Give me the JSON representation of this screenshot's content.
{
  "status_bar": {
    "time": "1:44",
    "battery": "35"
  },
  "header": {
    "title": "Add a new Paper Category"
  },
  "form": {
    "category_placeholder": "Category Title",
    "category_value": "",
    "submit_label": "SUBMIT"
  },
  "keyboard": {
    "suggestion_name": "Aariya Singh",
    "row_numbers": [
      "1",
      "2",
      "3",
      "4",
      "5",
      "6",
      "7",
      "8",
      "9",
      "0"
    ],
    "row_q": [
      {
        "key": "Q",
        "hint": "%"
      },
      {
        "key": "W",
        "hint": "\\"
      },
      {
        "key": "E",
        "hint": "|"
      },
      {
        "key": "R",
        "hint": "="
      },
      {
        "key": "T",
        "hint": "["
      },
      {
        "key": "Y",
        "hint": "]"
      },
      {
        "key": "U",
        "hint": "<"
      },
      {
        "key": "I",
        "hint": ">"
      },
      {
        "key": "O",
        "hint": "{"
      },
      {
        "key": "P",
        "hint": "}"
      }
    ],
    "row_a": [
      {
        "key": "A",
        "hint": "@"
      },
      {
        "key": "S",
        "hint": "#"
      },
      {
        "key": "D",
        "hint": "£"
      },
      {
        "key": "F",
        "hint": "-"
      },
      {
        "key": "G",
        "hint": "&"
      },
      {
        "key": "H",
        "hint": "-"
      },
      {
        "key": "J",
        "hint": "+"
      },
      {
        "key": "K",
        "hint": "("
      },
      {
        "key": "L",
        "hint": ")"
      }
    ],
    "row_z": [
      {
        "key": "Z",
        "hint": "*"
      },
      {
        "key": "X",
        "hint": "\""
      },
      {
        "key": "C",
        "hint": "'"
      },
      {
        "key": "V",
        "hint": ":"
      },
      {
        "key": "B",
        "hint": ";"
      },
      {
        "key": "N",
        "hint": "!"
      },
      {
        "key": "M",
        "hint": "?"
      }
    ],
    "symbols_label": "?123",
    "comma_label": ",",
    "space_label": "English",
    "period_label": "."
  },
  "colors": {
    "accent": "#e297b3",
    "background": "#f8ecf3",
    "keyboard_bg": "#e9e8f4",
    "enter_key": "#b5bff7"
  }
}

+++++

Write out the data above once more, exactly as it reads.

- Finished task
Give me the JSON representation of this screenshot's content.
{
  "status_bar": {
    "time": "1:44",
    "battery": "35"
  },
  "header": {
    "title": "Add a new Paper Category"
  },
  "form": {
    "category_placeholder": "Category Title",
    "category_value": "",
    "submit_label": "SUBMIT"
  },
  "keyboard": {
    "suggestion_name": "Aariya Singh",
    "row_numbers": [
      "1",
      "2",
      "3",
      "4",
      "5",
      "6",
      "7",
      "8",
      "9",
      "0"
    ],
    "row_q": [
      {
        "key": "Q",
        "hint": "%"
      },
      {
        "key": "W",
        "hint": "\\"
      },
      {
        "key": "E",
        "hint": "|"
      },
      {
        "key": "R",
        "hint": "="
      },
      {
        "key": "T",
        "hint": "["
      },
      {
        "key": "Y",
        "hint": "]"
      },
      {
        "key": "U",
        "hint": "<"
      },
      {
        "key": "I",
        "hint": ">"
      },
      {
        "key": "O",
        "hint": "{"
      },
      {
        "key": "P",
        "hint": "}"
      }
    ],
    "row_a": [
      {
        "key": "A",
        "hint": "@"
      },
      {
        "key": "S",
        "hint": "#"
      },
      {
        "key": "D",
        "hint": "£"
      },
      {
        "key": "F",
        "hint": "-"
      },
      {
        "key": "G",
        "hint": "&"
      },
      {
        "key": "H",
        "hint": "-"
      },
      {
        "key": "J",
        "hint": "+"
      },
      {
        "key": "K",
        "hint": "("
      },
      {
        "key": "L",
        "hint": ")"
      }
    ],
    "row_z": [
      {
        "key": "Z",
        "hint": "*"
      },
      {
        "key": "X",
        "hint": "\""
      },
      {
        "key": "C",
        "hint": "'"
      },
      {
        "key": "V",
        "hint": ":"
      },
      {
        "key": "B",
        "hint": ";"
      },
      {
        "key": "N",
        "hint": "!"
      },
      {
        "key": "M",
        "hint": "?"
      }
    ],
    "symbols_label": "?123",
    "comma_label": ",",
    "space_label": "English",
    "period_label": "."
  },
  "colors": {
    "accent": "#e297b3",
    "background": "#f8ecf3",
    "keyboard_bg": "#e9e8f4",
    "enter_key": "#b5bff7"
  }
}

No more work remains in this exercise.